What prompted this train of thought was an early morning listen to Bach’s Italian Concerto. I’m a harpsichord snob but, on this occasion, I’d picked out a recording by Sokolov; purely for the rip-roaring final presto. I was taught that presto means to play as a quickly as possible. Far too many recordings of the the Italian Concerto fall apart when the musicians hit that all-important final movement. Instead reconfiguring it as a stately mid-tempo dance. This is to wreck some of JSB’s most exhilarating writing. The right hand should be a blur; hence Sokolov. But then I remembered I’d got Gould doing the thing. Now this is how it should be played. It’s executed at a, frankly, insane pace and is all the more grin inducingly-enjoyable as a result.

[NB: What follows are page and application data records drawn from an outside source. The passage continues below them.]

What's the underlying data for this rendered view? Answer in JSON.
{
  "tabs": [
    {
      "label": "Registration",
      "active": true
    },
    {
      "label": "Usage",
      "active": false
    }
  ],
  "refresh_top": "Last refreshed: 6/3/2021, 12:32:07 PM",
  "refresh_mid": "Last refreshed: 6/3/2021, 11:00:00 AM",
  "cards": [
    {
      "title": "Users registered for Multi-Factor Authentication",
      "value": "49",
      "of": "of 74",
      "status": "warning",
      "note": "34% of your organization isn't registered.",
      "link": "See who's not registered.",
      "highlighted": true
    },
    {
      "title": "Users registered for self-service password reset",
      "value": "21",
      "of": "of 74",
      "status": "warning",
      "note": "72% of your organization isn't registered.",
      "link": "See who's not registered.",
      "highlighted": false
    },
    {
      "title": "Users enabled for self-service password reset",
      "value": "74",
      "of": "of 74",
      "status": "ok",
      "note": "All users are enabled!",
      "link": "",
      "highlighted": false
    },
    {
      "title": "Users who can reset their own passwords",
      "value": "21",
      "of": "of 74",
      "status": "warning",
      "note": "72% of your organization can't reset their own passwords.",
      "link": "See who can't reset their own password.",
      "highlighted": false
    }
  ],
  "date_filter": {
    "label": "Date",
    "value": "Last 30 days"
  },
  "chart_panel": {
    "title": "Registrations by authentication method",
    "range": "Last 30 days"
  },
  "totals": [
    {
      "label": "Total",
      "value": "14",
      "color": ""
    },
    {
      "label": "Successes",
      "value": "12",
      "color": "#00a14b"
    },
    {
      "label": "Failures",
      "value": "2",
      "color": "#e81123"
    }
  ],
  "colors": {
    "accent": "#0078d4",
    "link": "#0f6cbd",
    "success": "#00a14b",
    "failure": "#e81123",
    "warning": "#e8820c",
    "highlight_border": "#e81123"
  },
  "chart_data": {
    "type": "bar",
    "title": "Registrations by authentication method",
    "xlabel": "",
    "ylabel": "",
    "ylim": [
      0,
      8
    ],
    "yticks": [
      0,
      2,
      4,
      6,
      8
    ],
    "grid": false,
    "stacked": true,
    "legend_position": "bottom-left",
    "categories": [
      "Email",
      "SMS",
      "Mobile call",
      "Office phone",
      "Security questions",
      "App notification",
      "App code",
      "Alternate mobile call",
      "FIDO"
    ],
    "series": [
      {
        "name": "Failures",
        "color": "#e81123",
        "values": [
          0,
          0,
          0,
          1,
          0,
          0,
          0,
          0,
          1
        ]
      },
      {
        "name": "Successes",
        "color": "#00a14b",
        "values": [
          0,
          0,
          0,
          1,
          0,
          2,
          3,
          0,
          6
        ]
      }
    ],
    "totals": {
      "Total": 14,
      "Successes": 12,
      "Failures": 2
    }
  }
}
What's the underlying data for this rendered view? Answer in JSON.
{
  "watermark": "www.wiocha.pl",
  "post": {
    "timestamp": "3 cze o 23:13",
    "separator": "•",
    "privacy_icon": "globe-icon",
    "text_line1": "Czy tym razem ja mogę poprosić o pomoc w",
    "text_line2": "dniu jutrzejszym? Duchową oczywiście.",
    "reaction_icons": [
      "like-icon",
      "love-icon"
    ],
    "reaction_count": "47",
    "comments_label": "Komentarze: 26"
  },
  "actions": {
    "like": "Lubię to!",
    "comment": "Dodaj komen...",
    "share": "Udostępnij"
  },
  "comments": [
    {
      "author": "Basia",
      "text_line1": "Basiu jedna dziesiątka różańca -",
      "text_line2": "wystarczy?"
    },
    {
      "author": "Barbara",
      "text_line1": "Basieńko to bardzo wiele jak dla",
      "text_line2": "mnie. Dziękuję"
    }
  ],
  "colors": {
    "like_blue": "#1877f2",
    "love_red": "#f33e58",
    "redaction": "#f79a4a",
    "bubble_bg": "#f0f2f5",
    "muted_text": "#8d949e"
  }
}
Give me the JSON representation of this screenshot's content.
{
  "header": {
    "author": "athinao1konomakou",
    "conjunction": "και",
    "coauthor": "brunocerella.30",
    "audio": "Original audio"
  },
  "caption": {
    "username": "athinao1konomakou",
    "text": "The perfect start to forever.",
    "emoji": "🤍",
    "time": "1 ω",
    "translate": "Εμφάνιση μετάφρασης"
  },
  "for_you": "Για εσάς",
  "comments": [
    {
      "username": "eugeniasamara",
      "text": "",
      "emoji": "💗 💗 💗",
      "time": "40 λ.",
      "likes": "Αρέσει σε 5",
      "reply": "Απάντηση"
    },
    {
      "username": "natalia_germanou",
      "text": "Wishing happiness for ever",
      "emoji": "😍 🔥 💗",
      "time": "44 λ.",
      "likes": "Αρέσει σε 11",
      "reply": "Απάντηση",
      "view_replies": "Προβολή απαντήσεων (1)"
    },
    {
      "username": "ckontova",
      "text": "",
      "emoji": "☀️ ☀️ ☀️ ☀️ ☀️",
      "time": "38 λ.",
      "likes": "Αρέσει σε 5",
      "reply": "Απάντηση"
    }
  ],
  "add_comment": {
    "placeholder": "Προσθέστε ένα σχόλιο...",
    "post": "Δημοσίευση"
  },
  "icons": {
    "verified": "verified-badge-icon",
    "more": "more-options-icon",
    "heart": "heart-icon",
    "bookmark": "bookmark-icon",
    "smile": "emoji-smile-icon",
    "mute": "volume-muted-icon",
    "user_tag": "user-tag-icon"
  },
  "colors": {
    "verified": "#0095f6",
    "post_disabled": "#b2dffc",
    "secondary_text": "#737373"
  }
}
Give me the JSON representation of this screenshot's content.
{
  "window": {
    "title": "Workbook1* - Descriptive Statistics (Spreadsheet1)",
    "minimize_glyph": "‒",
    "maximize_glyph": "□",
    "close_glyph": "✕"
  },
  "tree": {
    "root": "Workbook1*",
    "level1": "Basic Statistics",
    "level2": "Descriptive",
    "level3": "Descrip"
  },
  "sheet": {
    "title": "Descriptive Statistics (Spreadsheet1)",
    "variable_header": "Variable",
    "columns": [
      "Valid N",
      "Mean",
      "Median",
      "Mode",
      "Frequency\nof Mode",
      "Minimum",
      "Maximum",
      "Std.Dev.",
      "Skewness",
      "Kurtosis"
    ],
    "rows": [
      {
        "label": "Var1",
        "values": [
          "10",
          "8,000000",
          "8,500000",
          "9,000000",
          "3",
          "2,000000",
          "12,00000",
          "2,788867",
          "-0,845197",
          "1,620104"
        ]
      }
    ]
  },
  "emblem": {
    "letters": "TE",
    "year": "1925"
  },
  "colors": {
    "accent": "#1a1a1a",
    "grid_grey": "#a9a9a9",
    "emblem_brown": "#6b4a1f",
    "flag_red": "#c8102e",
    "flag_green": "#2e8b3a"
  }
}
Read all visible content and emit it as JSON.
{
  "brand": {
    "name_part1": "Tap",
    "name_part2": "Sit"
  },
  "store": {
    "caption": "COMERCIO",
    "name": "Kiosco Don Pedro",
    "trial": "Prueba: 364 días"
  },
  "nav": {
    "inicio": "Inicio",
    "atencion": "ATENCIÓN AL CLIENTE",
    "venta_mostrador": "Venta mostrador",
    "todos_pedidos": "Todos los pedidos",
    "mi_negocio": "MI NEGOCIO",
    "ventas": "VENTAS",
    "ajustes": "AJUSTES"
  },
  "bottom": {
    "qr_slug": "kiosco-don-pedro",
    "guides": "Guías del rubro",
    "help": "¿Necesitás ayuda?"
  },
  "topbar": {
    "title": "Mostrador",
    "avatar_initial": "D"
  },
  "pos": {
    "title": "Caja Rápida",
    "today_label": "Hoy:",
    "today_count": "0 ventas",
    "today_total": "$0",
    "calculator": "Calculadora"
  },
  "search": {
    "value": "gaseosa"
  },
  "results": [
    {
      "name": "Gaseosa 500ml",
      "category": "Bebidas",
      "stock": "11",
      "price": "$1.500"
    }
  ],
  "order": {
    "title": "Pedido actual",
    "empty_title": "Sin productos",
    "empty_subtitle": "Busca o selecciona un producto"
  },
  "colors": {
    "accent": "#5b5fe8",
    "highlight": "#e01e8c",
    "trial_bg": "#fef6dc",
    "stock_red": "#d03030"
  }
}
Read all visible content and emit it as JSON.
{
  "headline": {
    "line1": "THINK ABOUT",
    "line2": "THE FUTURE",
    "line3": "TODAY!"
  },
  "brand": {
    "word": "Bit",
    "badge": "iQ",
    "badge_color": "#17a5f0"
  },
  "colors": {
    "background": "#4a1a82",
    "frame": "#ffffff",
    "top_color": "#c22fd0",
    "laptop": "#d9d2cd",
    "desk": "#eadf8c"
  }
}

On this evidence, Gould must surely have considered tempo to be the most important element in music. While never, for even a moment, sacrificing melody or rhythm.

The presto kicks in here at 10:06. Put your seat belt on.